Exercise materials:
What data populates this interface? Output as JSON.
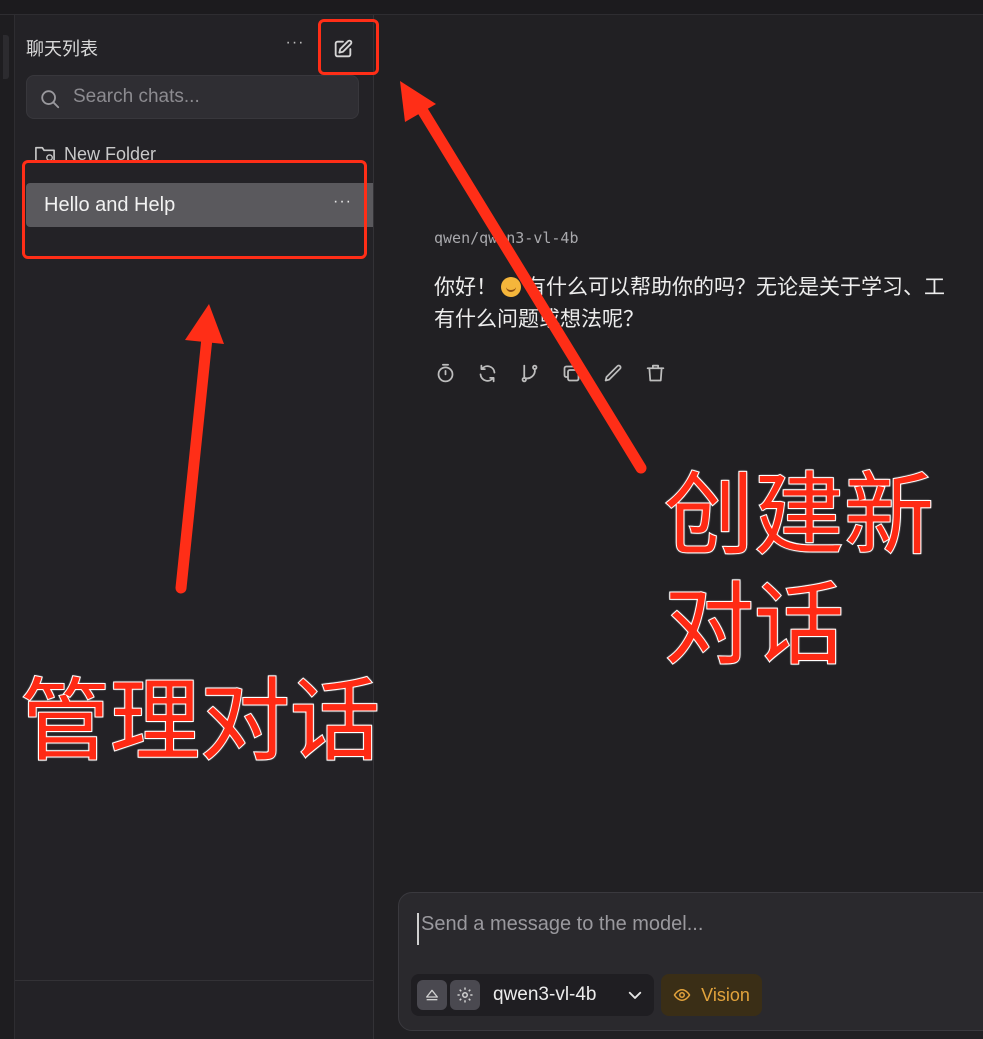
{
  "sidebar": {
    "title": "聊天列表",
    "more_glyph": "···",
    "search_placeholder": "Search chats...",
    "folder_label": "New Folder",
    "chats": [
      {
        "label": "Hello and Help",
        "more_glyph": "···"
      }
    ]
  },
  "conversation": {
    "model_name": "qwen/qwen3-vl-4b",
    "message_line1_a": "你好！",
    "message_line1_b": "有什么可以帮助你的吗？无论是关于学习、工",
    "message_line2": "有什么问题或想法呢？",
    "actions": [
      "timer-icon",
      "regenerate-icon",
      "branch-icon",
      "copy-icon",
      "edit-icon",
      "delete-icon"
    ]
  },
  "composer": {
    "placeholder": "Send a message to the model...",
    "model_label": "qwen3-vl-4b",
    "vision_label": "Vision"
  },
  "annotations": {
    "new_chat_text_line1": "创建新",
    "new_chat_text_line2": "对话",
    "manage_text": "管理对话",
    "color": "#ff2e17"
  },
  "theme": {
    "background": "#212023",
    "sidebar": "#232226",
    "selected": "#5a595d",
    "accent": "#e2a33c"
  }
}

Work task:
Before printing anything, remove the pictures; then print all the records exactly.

Exercise answer:
What data populates this interface? Output as JSON.
{
  "sidebar": {
    "title": "聊天列表",
    "more_glyph": "···",
    "search_placeholder": "Search chats...",
    "folder_label": "New Folder",
    "chats": [
      {
        "label": "Hello and Help",
        "more_glyph": "···"
      }
    ]
  },
  "conversation": {
    "model_name": "qwen/qwen3-vl-4b",
    "message_line1_a": "你好！",
    "message_line1_b": "有什么可以帮助你的吗？无论是关于学习、工",
    "message_line2": "有什么问题或想法呢？",
    "actions": [
      "timer-icon",
      "regenerate-icon",
      "branch-icon",
      "copy-icon",
      "edit-icon",
      "delete-icon"
    ]
  },
  "composer": {
    "placeholder": "Send a message to the model...",
    "model_label": "qwen3-vl-4b",
    "vision_label": "Vision"
  },
  "annotations": {
    "new_chat_text_line1": "创建新",
    "new_chat_text_line2": "对话",
    "manage_text": "管理对话",
    "color": "#ff2e17"
  },
  "theme": {
    "background": "#212023",
    "sidebar": "#232226",
    "selected": "#5a595d",
    "accent": "#e2a33c"
  }
}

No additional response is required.